Zebulon Pike and the Search for the Source of the Red River

The United States acquired the Louisiana territory in 1803, and soon afterward, Thomas Jefferson sent Lewis and Clark on the famous mission to explore the northern part of the purchase.

Jefferson sent Lt. Zebulon Pike and a company of soldiers to explore the southern boundary of the purchase in 1806. These men were to follow the Arkansas River to its source, head south and locate the headwaters of the Red River, and then follow the Red River back to Louisiana. On top of this, they were also tasked with escorting 51 Osage Indians back to their homes in Kansas.

Cool fact; Zebulon Pike married Clarissa Harlow Brown in 1801. They had one child who survived to adulthood, Clarissa Brown Pike, who later married President William Henry Harrison’s son, John Cleves Symmes Harrison.

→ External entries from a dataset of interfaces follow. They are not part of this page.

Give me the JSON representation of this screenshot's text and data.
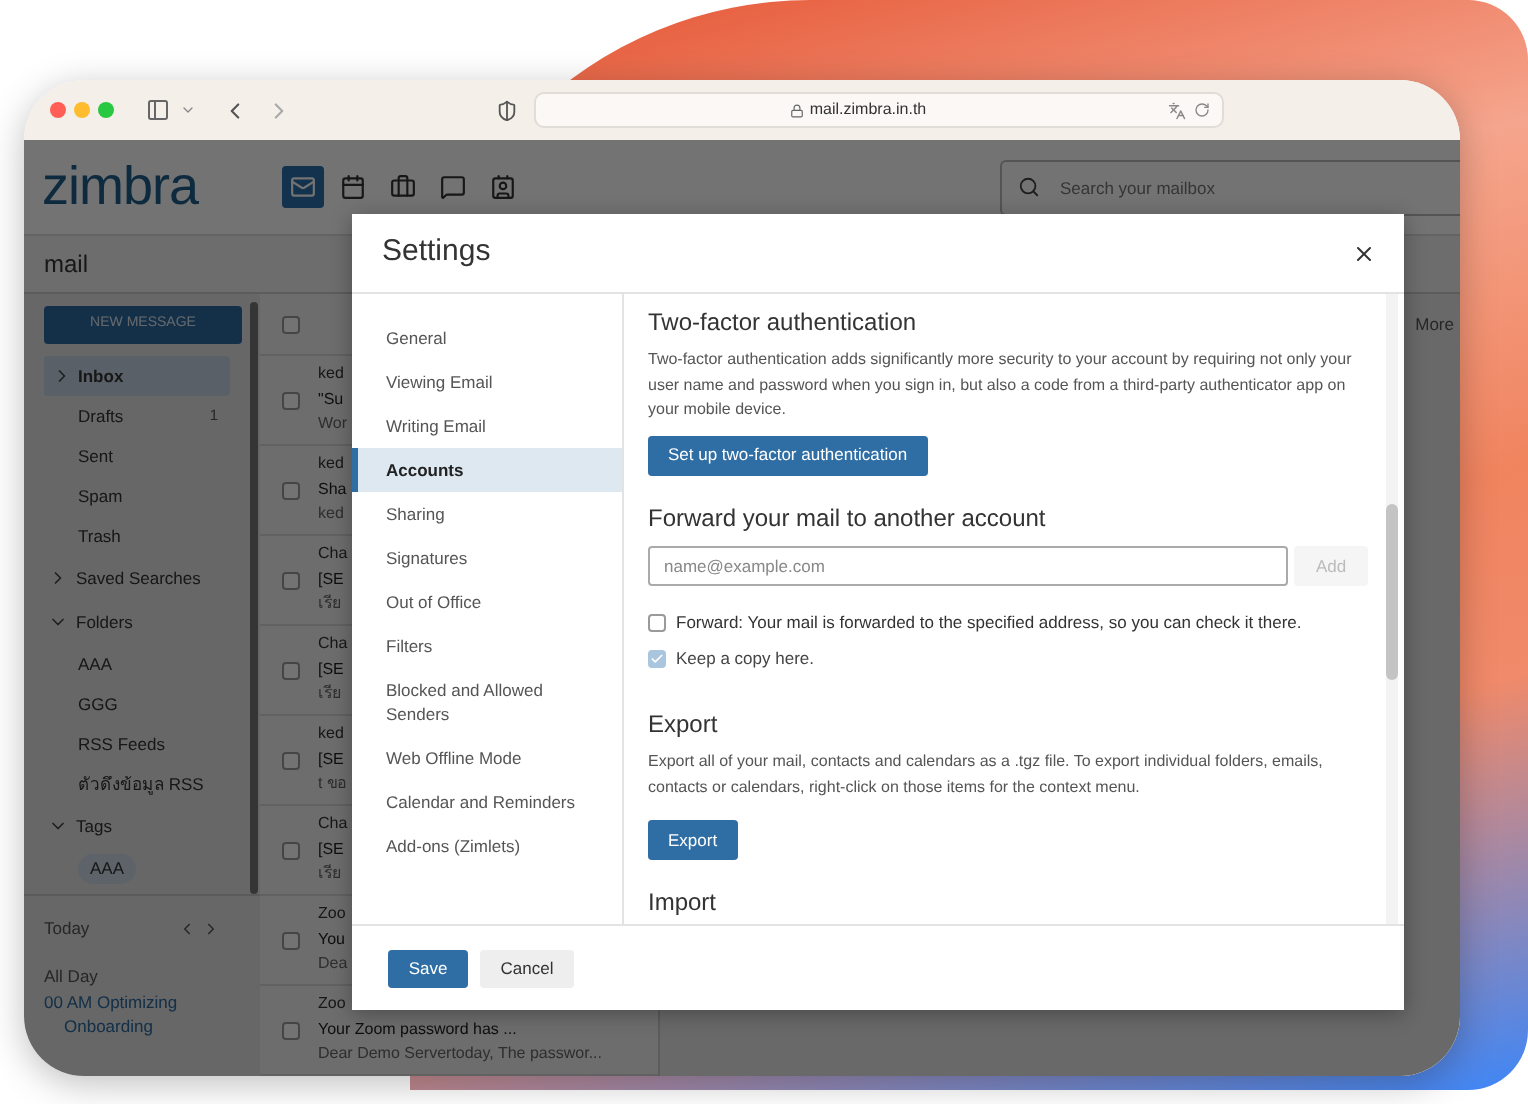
{
  "browser": {
    "url": "mail.zimbra.in.th"
  },
  "app": {
    "logo": "zimbra",
    "apps": [
      {
        "kind": "mail",
        "selected": true
      },
      {
        "kind": "calendar",
        "selected": false
      },
      {
        "kind": "briefcase",
        "selected": false
      },
      {
        "kind": "chat",
        "selected": false
      },
      {
        "kind": "contacts",
        "selected": false
      }
    ],
    "search": {
      "placeholder": "Search your mailbox"
    },
    "section_title": "mail"
  },
  "sidebar": {
    "new_message": "NEW MESSAGE",
    "folders": [
      {
        "label": "Inbox",
        "selected": true,
        "expanded": false
      },
      {
        "label": "Drafts",
        "selected": false,
        "count": "1"
      },
      {
        "label": "Sent",
        "selected": false
      },
      {
        "label": "Spam",
        "selected": false
      },
      {
        "label": "Trash",
        "selected": false
      }
    ],
    "groups": [
      {
        "label": "Saved Searches",
        "expanded": false
      },
      {
        "label": "Folders",
        "expanded": true,
        "children": [
          {
            "label": "AAA",
            "kind": "folder"
          },
          {
            "label": "GGG",
            "kind": "folder"
          },
          {
            "label": "RSS Feeds",
            "kind": "folder"
          },
          {
            "label": "ตัวดึงข้อมูล RSS",
            "kind": "folder"
          }
        ]
      },
      {
        "label": "Tags",
        "expanded": true,
        "children": [
          {
            "label": "AAA",
            "kind": "tag"
          }
        ]
      }
    ],
    "calendar": {
      "title": "Today",
      "all_day": "All Day",
      "event_lines": [
        "00 AM Optimizing",
        "Onboarding"
      ]
    }
  },
  "message_list": {
    "select_all_checked": false,
    "rows": [
      {
        "checked": false,
        "sender": "ked",
        "subject": "\"Su",
        "preview": "Wor"
      },
      {
        "checked": false,
        "sender": "ked",
        "subject": "Sha",
        "preview": "ked"
      },
      {
        "checked": false,
        "sender": "Cha",
        "subject": "[SE",
        "preview": "เรีย"
      },
      {
        "checked": false,
        "sender": "Cha",
        "subject": "[SE",
        "preview": "เรีย"
      },
      {
        "checked": false,
        "sender": "ked",
        "subject": "[SE",
        "preview": "t ขอ"
      },
      {
        "checked": false,
        "sender": "Cha",
        "subject": "[SE",
        "preview": "เรีย"
      },
      {
        "checked": false,
        "sender": "Zoo",
        "subject": "You",
        "preview": "Dea"
      },
      {
        "checked": false,
        "sender": "Zoo",
        "subject": "Your Zoom password has ...",
        "preview": "Dear Demo Servertoday, The passwor..."
      }
    ]
  },
  "reading_pane": {
    "toolbar_label": "More"
  },
  "settings": {
    "title": "Settings",
    "nav": [
      {
        "label": "General",
        "selected": false
      },
      {
        "label": "Viewing Email",
        "selected": false
      },
      {
        "label": "Writing Email",
        "selected": false
      },
      {
        "label": "Accounts",
        "selected": true
      },
      {
        "label": "Sharing",
        "selected": false
      },
      {
        "label": "Signatures",
        "selected": false
      },
      {
        "label": "Out of Office",
        "selected": false
      },
      {
        "label": "Filters",
        "selected": false
      },
      {
        "label": "Blocked and Allowed Senders",
        "selected": false
      },
      {
        "label": "Web Offline Mode",
        "selected": false
      },
      {
        "label": "Calendar and Reminders",
        "selected": false
      },
      {
        "label": "Add-ons (Zimlets)",
        "selected": false
      }
    ],
    "sections": [
      {
        "kind": "info",
        "title": "Two-factor authentication",
        "description": "Two-factor authentication adds significantly more security to your account by requiring not only your user name and password when you sign in, but also a code from a third-party authenticator app on your mobile device.",
        "button": "Set up two-factor authentication"
      },
      {
        "kind": "forward",
        "title": "Forward your mail to another account",
        "placeholder": "name@example.com",
        "add_button": "Add",
        "add_disabled": true,
        "options": [
          {
            "label": "Forward: Your mail is forwarded to the specified address, so you can check it there.",
            "checked": false,
            "disabled": false
          },
          {
            "label": "Keep a copy here.",
            "checked": true,
            "disabled": true
          }
        ]
      },
      {
        "kind": "info",
        "title": "Export",
        "description": "Export all of your mail, contacts and calendars as a .tgz file. To export individual folders, emails, contacts or calendars, right-click on those items for the context menu.",
        "button": "Export"
      },
      {
        "kind": "heading",
        "title": "Import"
      }
    ],
    "footer": {
      "save": "Save",
      "cancel": "Cancel"
    }
  }
}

On July 15, 1806, Pike and his crew sailed from a landing 14 miles north of St. Louis on the Missouri River and headed west. Five weeks later, they arrived at a village of the Little Osage and had a meeting with the chiefs of the tribe, where Pike encouraged a peaceful relationship and trade with Americans.

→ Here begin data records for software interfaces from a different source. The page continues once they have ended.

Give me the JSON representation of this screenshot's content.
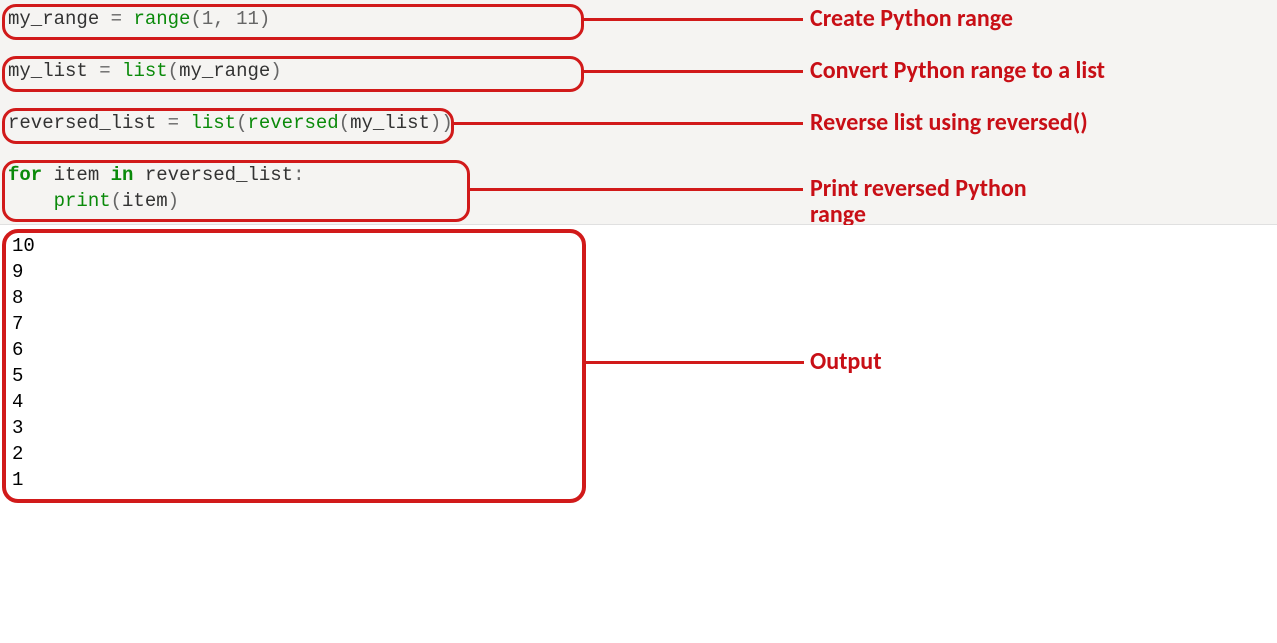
{
  "code": {
    "l1_id1": "my_range",
    "l1_op1": " = ",
    "l1_fn": "range",
    "l1_p1": "(",
    "l1_n1": "1",
    "l1_c": ", ",
    "l1_n2": "11",
    "l1_p2": ")",
    "l3_id1": "my_list",
    "l3_op1": " = ",
    "l3_fn": "list",
    "l3_p1": "(",
    "l3_id2": "my_range",
    "l3_p2": ")",
    "l5_id1": "reversed_list",
    "l5_op1": " = ",
    "l5_fn1": "list",
    "l5_p1": "(",
    "l5_fn2": "reversed",
    "l5_p2": "(",
    "l5_id2": "my_list",
    "l5_p3": ")",
    "l5_p4": ")",
    "l7_kw1": "for",
    "l7_sp1": " ",
    "l7_id1": "item",
    "l7_sp2": " ",
    "l7_kw2": "in",
    "l7_sp3": " ",
    "l7_id2": "reversed_list",
    "l7_col": ":",
    "l8_ind": "    ",
    "l8_fn": "print",
    "l8_p1": "(",
    "l8_id": "item",
    "l8_p2": ")"
  },
  "annotations": {
    "a1": "Create Python range",
    "a2": "Convert Python range to a list",
    "a3": "Reverse list using reversed()",
    "a4": "Print reversed Python range",
    "a5": "Output"
  },
  "output": {
    "l0": "10",
    "l1": "9",
    "l2": "8",
    "l3": "7",
    "l4": "6",
    "l5": "5",
    "l6": "4",
    "l7": "3",
    "l8": "2",
    "l9": "1"
  }
}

After two weeks of negotiations, Pike and his men moved on to the Pawnee Nation villages, where another week of negotiations took place. According to Pike’s notes, he smoked the pipe of peace with Pawnee, Osage, and Kansas Indians and felt he was doing well until he discovered the Pawnee didn’t want him to go any further west. After a show of force, Pike and company continued with their mission.

Eleven days later, Pike found the Arkansas River, set up camp, hunted and stored up meat, and constructed two canoes. Soon, they were heading upstream and two weeks later, they caught their first view of the “Mexican Mountains,” or the Front Range around Pike’s Peak.

Cool fact: Pike’s expedition was written in an account he published in 1810. The book was translated in various languages like Dutch, German and French due to its popularity.

Pike and company built a temporary structure near the confluence of Fountain Creek and the Arkansas River. From here, Pike, Doctor Robinson, and Private Miller, and Private Brown set out to climb Pike’s Peak. They didn’t make the summit, having grossly under-estimated the difficulty and the distance involved, and returned to camp after a week absence before gathering the full company and heading upstream along the Arkansas.

At the Royal Gorge, they tried to find some other way west. At this point, they began a series of journeys that basically led them in circles. Finally, they came to the Arkansas again, believing it was the Red River.

Pike and a couple of his men went north to locate and map the headwaters of the river while the rest of the party went south. Four days later, Pike returned to the main group and spent Christmas somewhere near where Salida is now.

Thinking they were now following the Red River and the main parts of their mission were accomplished, they moved back downstream. When they came to the Royal Gorge again and realized their mistake, they turned south, fought their way up Grape Creek, and entered the Wet Mountain Valley.

For twelve days they made their way south, looking for a way to go west through that great wall of mountains we call the Sangre de Cristos and emerging at the edge of the Great Sand Dunes.

For five days they travelled south in the valley, crossing the Rio Grande and continuing until they came to the Conejos River at a place where warm springs flowed out of the ground and kept the river free of ice. This is where they built Pike’s Stockade (just north of Manassa) and prepared to last out the winter.

On February 7, Doctor Robinson headed out on his own to visit Santa Fe. On the 16th, a Spanish dragoon arrived and invited Pike to come to Santa Fe. He respectfully declined, saying his men had been scattered all over the countryside and were now returning to continue their journey back to Louisiana.

On the 26th, a company of dragoons arrived and set about “inviting” Pike to accept the Governor’s hospitality and visit him in Santa Fe. On the 28th, Pike and most of his men left camp with the Spaniards and headed for Santa Fe. This is where the formal Pike Expedition ended.

In Santa Fe, Pike’s baggage was searched and Governor Allencaster inspected his commission and orders. Pike and his men were taken to Chihuahua, Mexico to meet with His Excellency, Commandant General Salcedo, where his papers and records were again inspected and reviewed. Pike says he was never arrested on this journey and actually learned quite a bit about the military forces, geography, political sentiments, and dispositions of the local people he met along the way.

The Spanish returned Pike and his men to Natchitoches, Louisiana on July 1, 1807. In 1810, he published his final report of the expedition as a book. It was filled with a lot of valuable information and was widely read. But in the end, he never did locate the headwaters of the Red River.